◆ Work required
Please restate every record below word for word.

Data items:
▬▬▬▬▬▬

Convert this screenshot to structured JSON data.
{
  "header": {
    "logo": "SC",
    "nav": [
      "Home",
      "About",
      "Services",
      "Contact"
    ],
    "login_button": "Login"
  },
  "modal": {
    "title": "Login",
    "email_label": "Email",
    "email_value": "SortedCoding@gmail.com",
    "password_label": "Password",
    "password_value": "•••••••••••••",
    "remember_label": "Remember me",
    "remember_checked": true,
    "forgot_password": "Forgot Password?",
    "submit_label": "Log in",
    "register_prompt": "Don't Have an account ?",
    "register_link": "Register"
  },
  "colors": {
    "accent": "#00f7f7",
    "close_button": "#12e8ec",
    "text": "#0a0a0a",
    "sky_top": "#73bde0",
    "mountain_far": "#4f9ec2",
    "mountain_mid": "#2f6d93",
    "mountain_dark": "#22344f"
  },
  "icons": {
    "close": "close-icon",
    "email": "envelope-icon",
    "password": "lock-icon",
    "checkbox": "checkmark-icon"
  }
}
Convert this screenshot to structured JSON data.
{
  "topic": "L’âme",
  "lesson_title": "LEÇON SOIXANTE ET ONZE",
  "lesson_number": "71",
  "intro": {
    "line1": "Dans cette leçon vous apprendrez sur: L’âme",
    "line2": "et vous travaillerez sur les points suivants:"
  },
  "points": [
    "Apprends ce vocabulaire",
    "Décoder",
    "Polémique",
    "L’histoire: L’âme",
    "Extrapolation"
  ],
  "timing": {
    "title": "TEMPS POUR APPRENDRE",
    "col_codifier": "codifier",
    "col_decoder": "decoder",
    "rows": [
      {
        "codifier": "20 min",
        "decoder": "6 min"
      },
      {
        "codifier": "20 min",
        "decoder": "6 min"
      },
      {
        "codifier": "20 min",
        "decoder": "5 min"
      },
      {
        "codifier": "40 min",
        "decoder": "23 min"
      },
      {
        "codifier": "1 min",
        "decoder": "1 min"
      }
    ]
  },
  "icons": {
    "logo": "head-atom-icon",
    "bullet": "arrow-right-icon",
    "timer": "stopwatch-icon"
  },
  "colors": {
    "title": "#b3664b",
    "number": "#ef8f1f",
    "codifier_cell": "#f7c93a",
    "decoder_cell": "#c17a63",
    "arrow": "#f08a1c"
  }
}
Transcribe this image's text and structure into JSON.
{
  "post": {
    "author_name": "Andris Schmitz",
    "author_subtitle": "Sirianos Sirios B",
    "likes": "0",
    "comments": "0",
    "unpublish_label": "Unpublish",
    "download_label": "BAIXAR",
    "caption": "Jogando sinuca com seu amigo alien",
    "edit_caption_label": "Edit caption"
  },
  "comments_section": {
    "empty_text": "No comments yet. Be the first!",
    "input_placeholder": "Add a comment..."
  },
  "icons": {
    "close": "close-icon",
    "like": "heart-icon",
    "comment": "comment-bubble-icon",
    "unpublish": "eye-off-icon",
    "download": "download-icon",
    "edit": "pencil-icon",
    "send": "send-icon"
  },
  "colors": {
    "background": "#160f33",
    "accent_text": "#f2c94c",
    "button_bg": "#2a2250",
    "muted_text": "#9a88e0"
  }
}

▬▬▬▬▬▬

◆ Answer below
Convert this screenshot to structured JSON data.
{
  "header": {
    "logo": "SC",
    "nav": [
      "Home",
      "About",
      "Services",
      "Contact"
    ],
    "login_button": "Login"
  },
  "modal": {
    "title": "Login",
    "email_label": "Email",
    "email_value": "SortedCoding@gmail.com",
    "password_label": "Password",
    "password_value": "•••••••••••••",
    "remember_label": "Remember me",
    "remember_checked": true,
    "forgot_password": "Forgot Password?",
    "submit_label": "Log in",
    "register_prompt": "Don't Have an account ?",
    "register_link": "Register"
  },
  "colors": {
    "accent": "#00f7f7",
    "close_button": "#12e8ec",
    "text": "#0a0a0a",
    "sky_top": "#73bde0",
    "mountain_far": "#4f9ec2",
    "mountain_mid": "#2f6d93",
    "mountain_dark": "#22344f"
  },
  "icons": {
    "close": "close-icon",
    "email": "envelope-icon",
    "password": "lock-icon",
    "checkbox": "checkmark-icon"
  }
}
Convert this screenshot to structured JSON data.
{
  "topic": "L’âme",
  "lesson_title": "LEÇON SOIXANTE ET ONZE",
  "lesson_number": "71",
  "intro": {
    "line1": "Dans cette leçon vous apprendrez sur: L’âme",
    "line2": "et vous travaillerez sur les points suivants:"
  },
  "points": [
    "Apprends ce vocabulaire",
    "Décoder",
    "Polémique",
    "L’histoire: L’âme",
    "Extrapolation"
  ],
  "timing": {
    "title": "TEMPS POUR APPRENDRE",
    "col_codifier": "codifier",
    "col_decoder": "decoder",
    "rows": [
      {
        "codifier": "20 min",
        "decoder": "6 min"
      },
      {
        "codifier": "20 min",
        "decoder": "6 min"
      },
      {
        "codifier": "20 min",
        "decoder": "5 min"
      },
      {
        "codifier": "40 min",
        "decoder": "23 min"
      },
      {
        "codifier": "1 min",
        "decoder": "1 min"
      }
    ]
  },
  "icons": {
    "logo": "head-atom-icon",
    "bullet": "arrow-right-icon",
    "timer": "stopwatch-icon"
  },
  "colors": {
    "title": "#b3664b",
    "number": "#ef8f1f",
    "codifier_cell": "#f7c93a",
    "decoder_cell": "#c17a63",
    "arrow": "#f08a1c"
  }
}
Transcribe this image's text and structure into JSON.
{
  "post": {
    "author_name": "Andris Schmitz",
    "author_subtitle": "Sirianos Sirios B",
    "likes": "0",
    "comments": "0",
    "unpublish_label": "Unpublish",
    "download_label": "BAIXAR",
    "caption": "Jogando sinuca com seu amigo alien",
    "edit_caption_label": "Edit caption"
  },
  "comments_section": {
    "empty_text": "No comments yet. Be the first!",
    "input_placeholder": "Add a comment..."
  },
  "icons": {
    "close": "close-icon",
    "like": "heart-icon",
    "comment": "comment-bubble-icon",
    "unpublish": "eye-off-icon",
    "download": "download-icon",
    "edit": "pencil-icon",
    "send": "send-icon"
  },
  "colors": {
    "background": "#160f33",
    "accent_text": "#f2c94c",
    "button_bg": "#2a2250",
    "muted_text": "#9a88e0"
  }
}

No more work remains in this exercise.